Under the EEOC's implementing regulations, the appropriate decisional unit is defined by the:
portion of the employer's organizational structure from which the employer chose the persons who would be offered consideration for the signing of a waiver and those who would not be offered consideration for the signing of a waiver.
29 C.F.R. § 1625.22(f)(3)(i)(B). The facts as they are developed in this case indicate that the Appellees were chosen for termination from the 208 employees in the Atlanta, Nashville, and Greenville regions. The facts further indicate that they were considered for employment only in the Atlanta region. Given that the relevant regulations define the appropriate decisional unit as those who were considered for jobs in the same process as the terminated employees, those 208 employees constitute the appropriate decisional unit, and our inquiry is complete.
Appellees finally argue that, regardless of the OWBPA's informational requirements, the releases fail because they neglected to state the eligibility factors that McDonald's used to determine who would be eligible for the termination program.

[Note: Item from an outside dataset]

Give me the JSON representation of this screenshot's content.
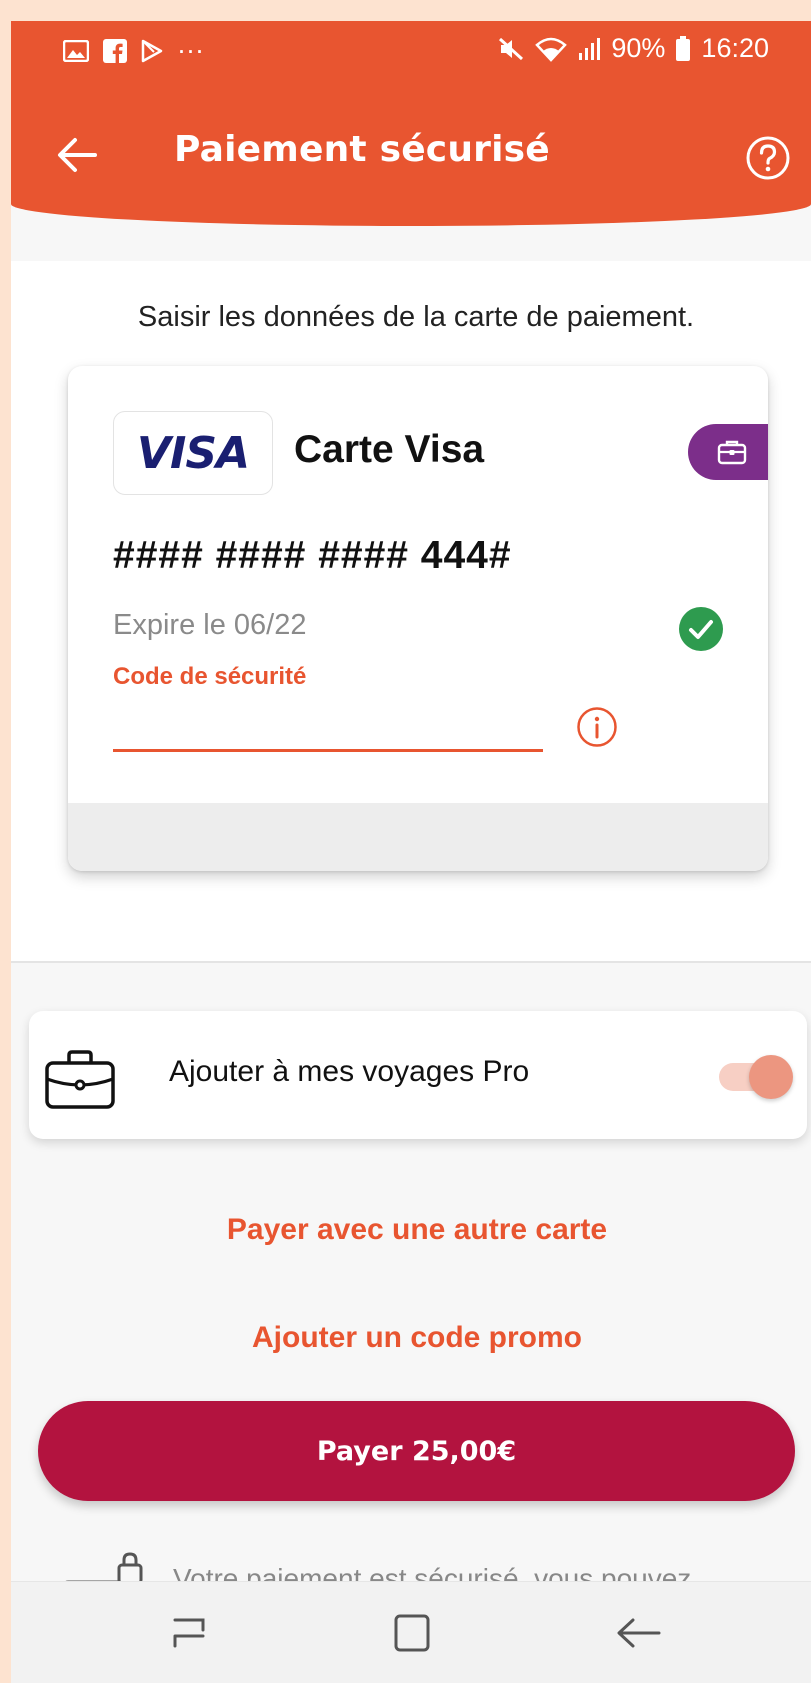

This issue was not raised or decided in the district court and was therefore not raised in the order certifying the case for interlocutory appeal. We accordingly lack jurisdiction to decide the issue.2 E.g., United States v. Stanley, 483 U.S. 669, 677-78, 107 S.Ct. 3054, 97 L.Ed.2d 550 (1987) (holding that under 28 U.S.C. § 1292(b), the appellate courts may review only matters in the order, not all issues in the case); see also Schlumberger Techs., Inc. v. Wiley, 113 F.3d 1553, 1557 & n. 6 (11th Cir.1997) (discussing contours of jurisdiction in an interlocutory appeal but limiting it to the order).
Accordingly, the district court's entry of summary judgment in favor of the Appellees is hereby REVERSED and McDonald's cross-motion for summary judgment is GRANTED.

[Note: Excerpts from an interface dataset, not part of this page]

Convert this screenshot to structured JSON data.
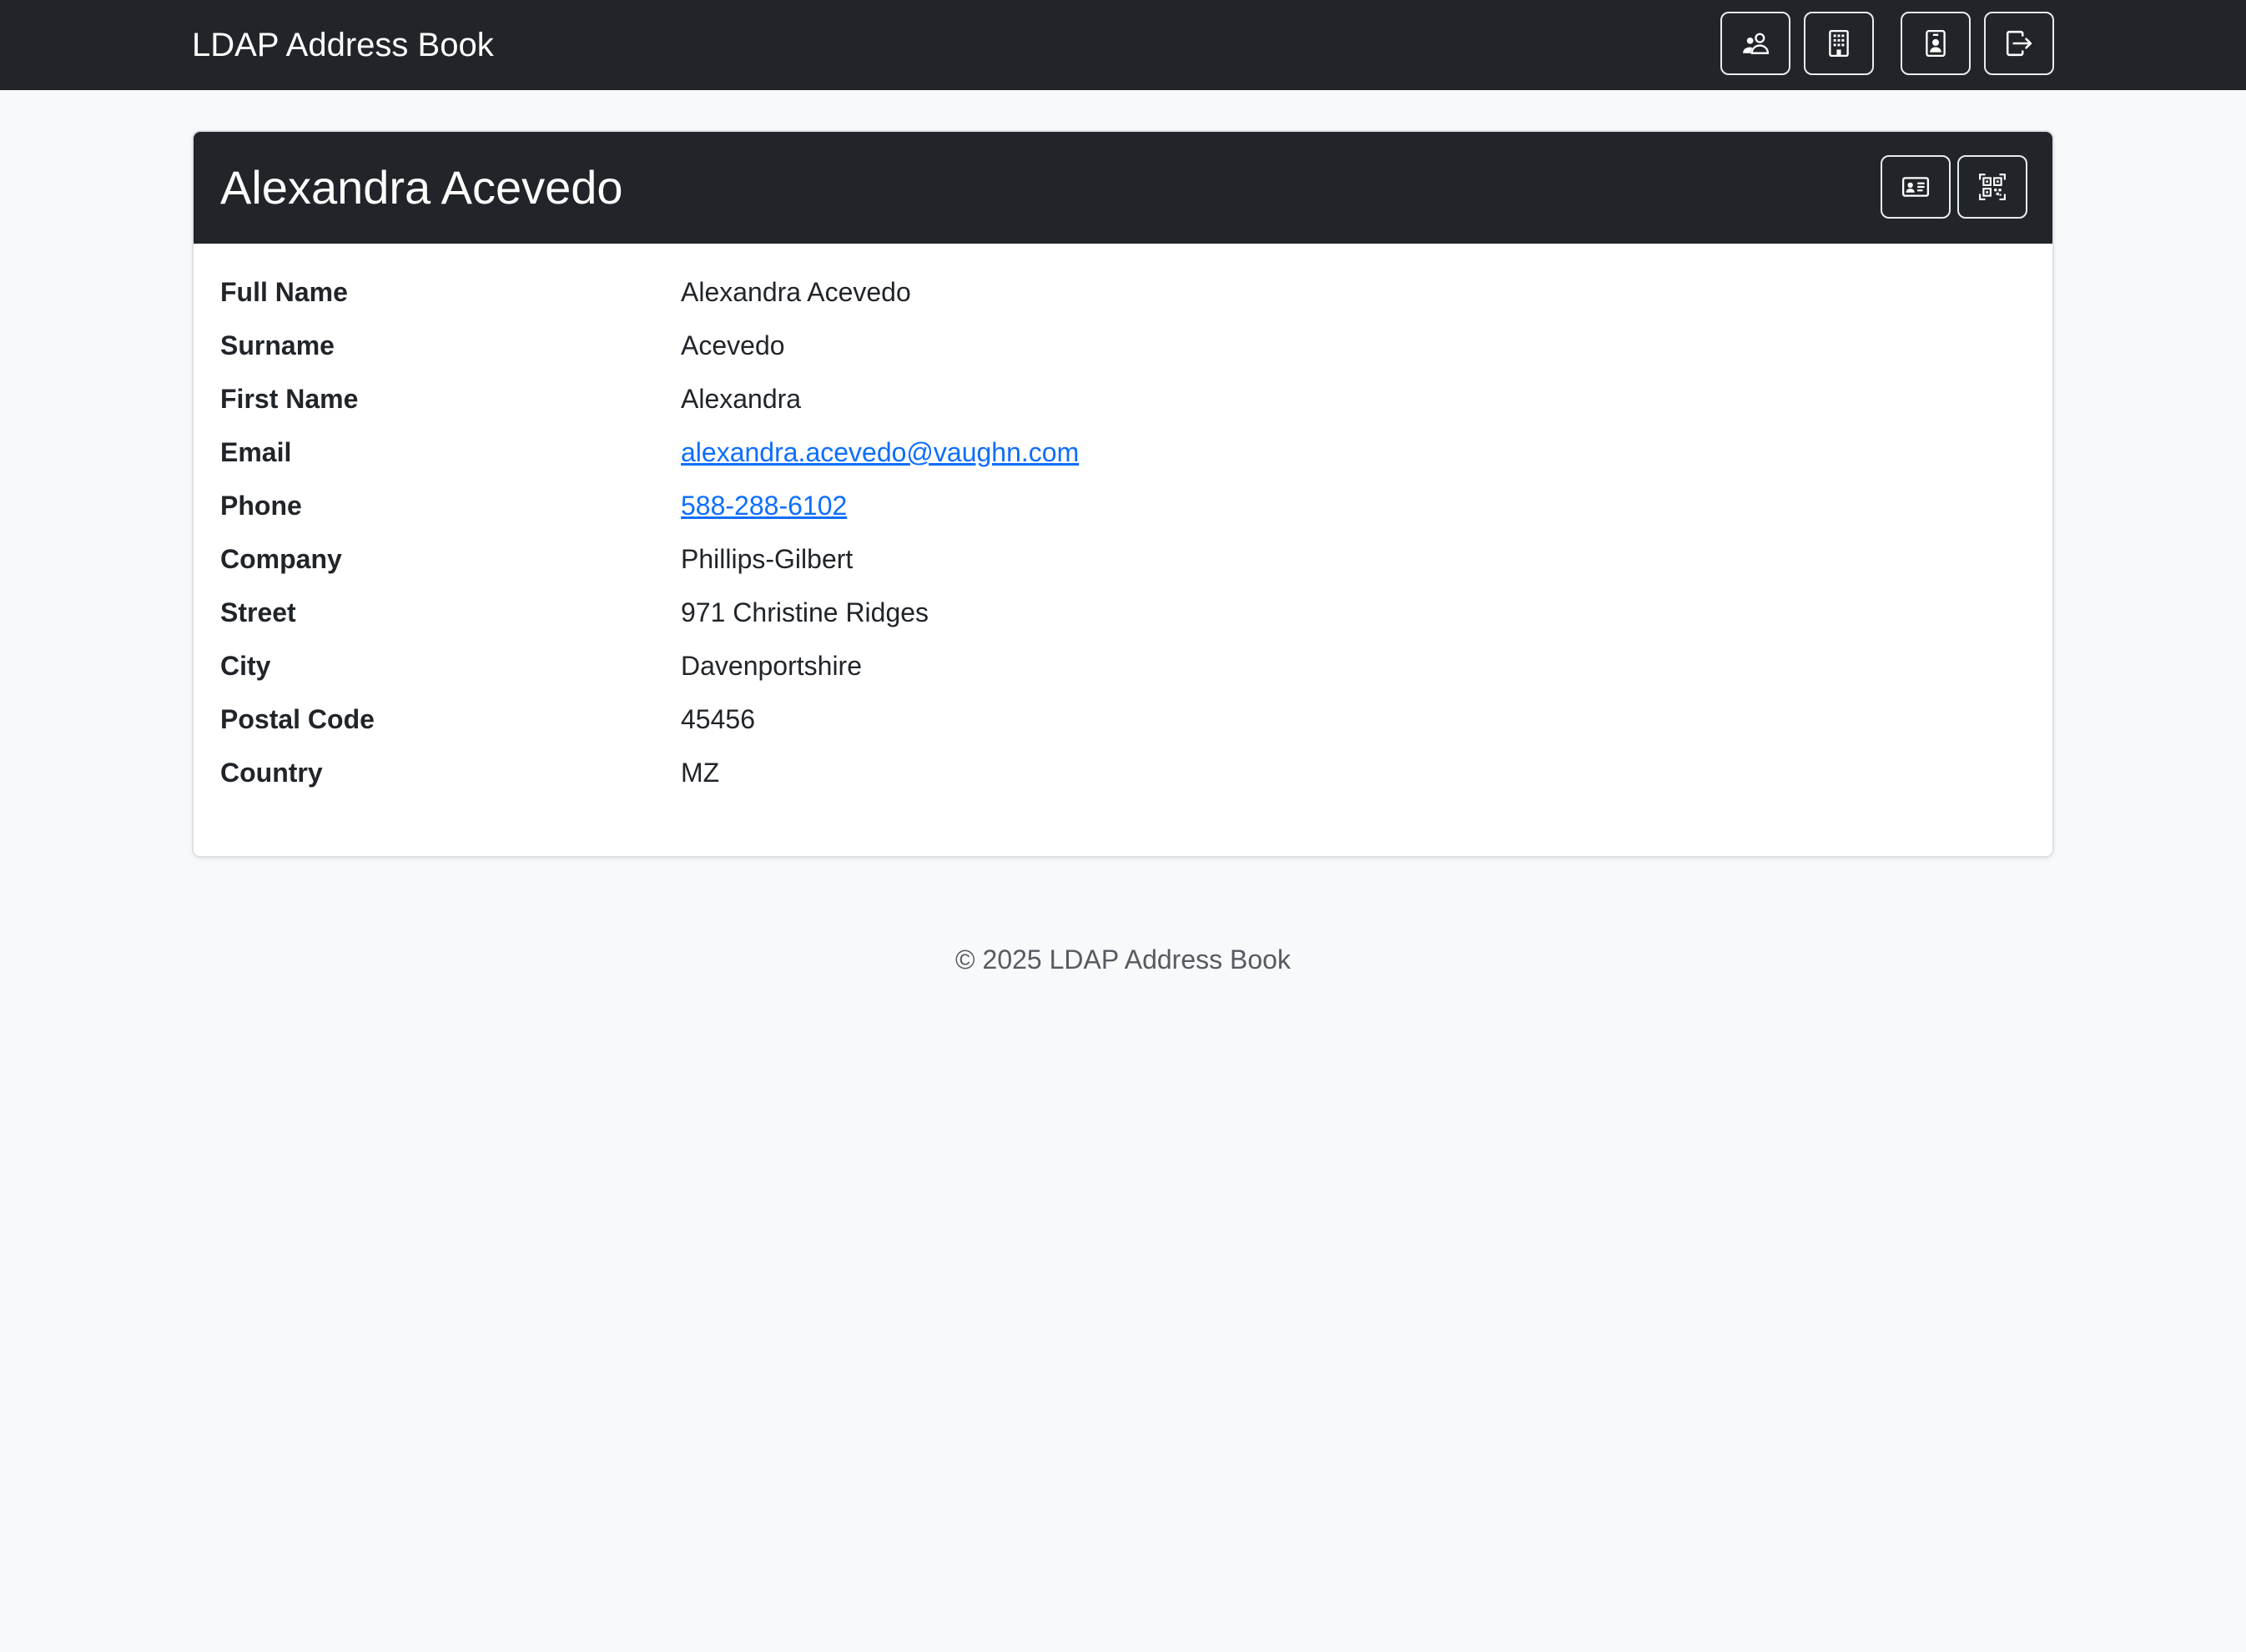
{
  "navbar": {
    "brand": "LDAP Address Book",
    "buttons": [
      {
        "icon": "people-icon"
      },
      {
        "icon": "building-icon"
      },
      {
        "icon": "person-badge-icon"
      },
      {
        "icon": "logout-icon"
      }
    ]
  },
  "contact": {
    "title": "Alexandra Acevedo",
    "header_buttons": [
      {
        "icon": "vcard-icon"
      },
      {
        "icon": "qr-code-icon"
      }
    ],
    "fields": [
      {
        "label": "Full Name",
        "value": "Alexandra Acevedo"
      },
      {
        "label": "Surname",
        "value": "Acevedo"
      },
      {
        "label": "First Name",
        "value": "Alexandra"
      },
      {
        "label": "Email",
        "value": "alexandra.acevedo@vaughn.com"
      },
      {
        "label": "Phone",
        "value": "588-288-6102"
      },
      {
        "label": "Company",
        "value": "Phillips-Gilbert"
      },
      {
        "label": "Street",
        "value": "971 Christine Ridges"
      },
      {
        "label": "City",
        "value": "Davenportshire"
      },
      {
        "label": "Postal Code",
        "value": "45456"
      },
      {
        "label": "Country",
        "value": "MZ"
      }
    ]
  },
  "footer": {
    "text": "© 2025 LDAP Address Book"
  },
  "colors": {
    "navbar_bg": "#212529",
    "page_bg": "#f8f9fa",
    "link": "#0d6efd"
  }
}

The Honorable Richard D. Cudahy, Circuit Court Judge for the Seventh Circuit, sitting by designation
A "decisional unit," according to the Equal Opportunities Employment Commission (EEOC), is:
that portion of the employer's organizational structure from which the employer chose the persons who would be offered consideration for the signing of a waiver and those who would not be offered consideration for the signing of a waiver. The term "decisional unit" has been developed to reflect the process by which an employer chose certain employees for a program and ruled out others from that program.
C.F.R. § 1625.22(f)(3)(i)(B)
It is worth noting, however, that the primary case upon which Appellees rely for their eligibility factors argument has been withdrawn and supersededKruchowski v. Weyerhaeuser Co., 423 F.3d 1139 (10th Cir.2005), withdrawn, and superseded with Kruchowski v. Weyerhaeuser Co., 446 F.3d 1090 (10th Cir. 2006). Although the surviving opinion is largely the same as the original, the portion discussing eligibility factors has been wholly excised.